Electricity is a hot political issue in Ghana. Ghanaians demand access to the electricity grid as a right of citizenship. And, when not connected, they have threatened in the past to boycott national elections with slogans such as: “No light, no vote!”
In 2016, then President Mahama became known as “Mr Power Cut” because of widespread power cuts that plagued his term in office. He was heavily defeated in elections by Nana Addo Dankwa Akuffo-Addo. The next Ghanaian election in 2020 is a rematch between the two.
Politicians are therefore under a lot of pressure to distribute reliable electric power, but concerns about corruption in the power sector persist.
In a new research paper, we examine a programme to distribute solar panels to meet the needs of people without electricity in Ghana. We wanted to find out whether political patronage played a role in decisions about who got the solar panels and who didn’t.
Our broader question was whether civil servants in a developing democracy can resist political capture in the distribution of public goods.
A great deal of research has been done on how political patronage works from the perspective of what drives politicians. But service decisions are often made by bureaucrats. That is why we chose to conduct our research by tracking decisions taken by civil servants.
Interviews revealed that the goal of the solar panel programme was to provide electricity for educational, medical and community purposes in places where future grid extension was unlikely. The programme was funded by a European government donor and implemented by the Ghanaian Ministry of Energy.
The civil servants who carried out the programme knew that political corruption was common in Ghana. For example, studies had shown that vote-buying was prevalent and that politicians sometimes used the provision of public goods – even the electricity grid – to gain votes.
We found that because of this, civil servants had taken extra precautions to avoid the programme being captured by politicians. For example, they relied on grid access data – rather than member of parliament recommendations – to identify communities that needed electricity. They also visited communities to confirm their need.
Our paper asked whether the programme was successful in getting solar panels to the neediest communities, rather than rewarding communities that usually voted for the political party in power.

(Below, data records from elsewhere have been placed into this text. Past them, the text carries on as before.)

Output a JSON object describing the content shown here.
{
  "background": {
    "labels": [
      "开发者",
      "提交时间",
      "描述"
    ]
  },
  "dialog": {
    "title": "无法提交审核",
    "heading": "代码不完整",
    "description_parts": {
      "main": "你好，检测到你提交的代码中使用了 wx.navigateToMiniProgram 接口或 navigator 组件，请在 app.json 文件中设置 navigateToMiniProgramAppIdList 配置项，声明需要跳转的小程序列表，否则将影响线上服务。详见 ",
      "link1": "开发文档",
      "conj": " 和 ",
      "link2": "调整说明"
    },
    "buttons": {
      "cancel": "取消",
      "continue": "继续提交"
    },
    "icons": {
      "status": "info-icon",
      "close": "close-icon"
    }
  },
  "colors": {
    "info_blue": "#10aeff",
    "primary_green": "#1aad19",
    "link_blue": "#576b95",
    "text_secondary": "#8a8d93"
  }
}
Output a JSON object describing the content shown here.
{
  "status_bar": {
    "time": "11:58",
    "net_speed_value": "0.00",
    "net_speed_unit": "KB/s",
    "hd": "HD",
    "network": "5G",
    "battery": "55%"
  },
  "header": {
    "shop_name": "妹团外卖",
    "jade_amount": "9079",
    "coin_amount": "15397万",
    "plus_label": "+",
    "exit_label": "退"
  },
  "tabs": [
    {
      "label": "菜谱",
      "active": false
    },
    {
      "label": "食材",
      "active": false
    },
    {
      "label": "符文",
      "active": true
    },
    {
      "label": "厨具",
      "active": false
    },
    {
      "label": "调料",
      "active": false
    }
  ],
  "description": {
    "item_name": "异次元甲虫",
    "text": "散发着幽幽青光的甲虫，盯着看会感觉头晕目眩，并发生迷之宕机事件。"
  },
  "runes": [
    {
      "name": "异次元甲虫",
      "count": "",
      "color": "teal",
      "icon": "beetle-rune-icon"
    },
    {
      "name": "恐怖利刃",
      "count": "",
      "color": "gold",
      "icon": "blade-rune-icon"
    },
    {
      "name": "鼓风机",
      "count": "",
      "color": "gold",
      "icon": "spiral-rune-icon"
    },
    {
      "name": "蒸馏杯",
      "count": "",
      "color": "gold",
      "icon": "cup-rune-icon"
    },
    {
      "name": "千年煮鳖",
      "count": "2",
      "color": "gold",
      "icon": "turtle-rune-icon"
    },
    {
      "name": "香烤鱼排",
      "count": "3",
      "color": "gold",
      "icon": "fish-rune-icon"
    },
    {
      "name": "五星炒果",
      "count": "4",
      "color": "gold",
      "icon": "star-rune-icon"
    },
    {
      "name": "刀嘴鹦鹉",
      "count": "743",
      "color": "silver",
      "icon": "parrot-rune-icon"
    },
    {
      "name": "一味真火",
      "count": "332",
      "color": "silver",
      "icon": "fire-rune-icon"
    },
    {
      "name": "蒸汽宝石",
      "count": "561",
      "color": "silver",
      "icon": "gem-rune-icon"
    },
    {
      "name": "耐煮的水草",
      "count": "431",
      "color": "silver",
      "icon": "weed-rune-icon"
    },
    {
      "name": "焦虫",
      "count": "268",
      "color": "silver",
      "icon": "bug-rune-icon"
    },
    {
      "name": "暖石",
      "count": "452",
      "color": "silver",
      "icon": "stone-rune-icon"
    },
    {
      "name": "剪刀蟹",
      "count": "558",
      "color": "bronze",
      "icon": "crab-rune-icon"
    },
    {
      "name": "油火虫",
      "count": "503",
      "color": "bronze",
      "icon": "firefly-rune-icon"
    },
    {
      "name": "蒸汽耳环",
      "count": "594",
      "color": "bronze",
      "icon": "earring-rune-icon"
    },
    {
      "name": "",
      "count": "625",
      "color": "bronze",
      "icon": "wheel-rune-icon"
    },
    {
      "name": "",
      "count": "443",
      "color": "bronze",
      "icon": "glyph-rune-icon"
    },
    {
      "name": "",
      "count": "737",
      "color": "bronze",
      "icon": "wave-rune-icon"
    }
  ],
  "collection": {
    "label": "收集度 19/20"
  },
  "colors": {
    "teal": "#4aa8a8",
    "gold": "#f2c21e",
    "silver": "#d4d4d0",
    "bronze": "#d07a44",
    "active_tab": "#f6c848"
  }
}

We found that the considerable efforts to thwart corruption paid off for national-level civil servants. They were able to resist political capture. But only up to a point. Even their best efforts were thwarted when politics seeped into the process at a local level.
Who got solar panels?
We analysed whether solar panels were more likely to go to isolated communities with limited road infrastructure or to places with political ties to the government. Since grid expansion usually follows road infrastructure, communities with few roads are unlikely to be connected to the grid in the medium term. These communities, therefore, have a greater need for alternative sources of electricity, like solar panels.
We tracked the distribution of solar panels using statistical analysis of data on solar panel locations. We also interviewed people who made decisions or were affected by the programme.
The programme partially worked: panels were indeed distributed to isolated communities and those in need of electricity, rather than to incumbent strongholds.
But we also found that panels went to areas where voter turnout had been inconsistent over time – in other words where it was likely that voter turnout could be swayed.
This pattern was evident across the country but was particularly marked in the area around Lake Volta. Analysis of interview responses and historical documents showed that this variation reflected the logistics of space and the historical politics of place.
This could mean that distribution was also influenced by the desire to mobilise people who sometimes, but do not always, vote, by bringing them electricity access.
Bureaucratic efforts to avoid political influence did succeed in some ways. The most obvious ways for political capture to influence distribution would be to steer more solar panels to communities with the highest support for the incumbent political party or highest voter turnout. This, however, did not happen.
We found, though, that politics seeped into the decision-making process at a local level.
Because it was hard for bureaucrats in the capital to obtain enough data about where to distribute the solar panels, they consulted local actors in communities to learn more about local need. This may have opened up the process to people who had more explicit political agendas than the national bureaucrats. Panels were subtly steered to places that were both needed and politically useful.
African governments have long dealt with the unfortunate stereotype that they distribute goods solely based on clientelism, nepotism, or corruption. Our study of Ghana’s work to distribute solar panels adds to the growing body of evidence that African governments do respond to need. They can resist political influence. They just may not be able to avoid it completely.
Justin Scott Schon is a Post Doctoral Researcher, University of Florida; Elizabeth Baldwin is Arthur F Bentley Chair and Professor at the Department of Political Science, University of Arizona; and Jennifer N Brass is Associate professor, and Lauren M MacLean, Arthur F Bentley Chair and Professor of Political Science, at the Indiana University.
This article first appeared on The Conversation.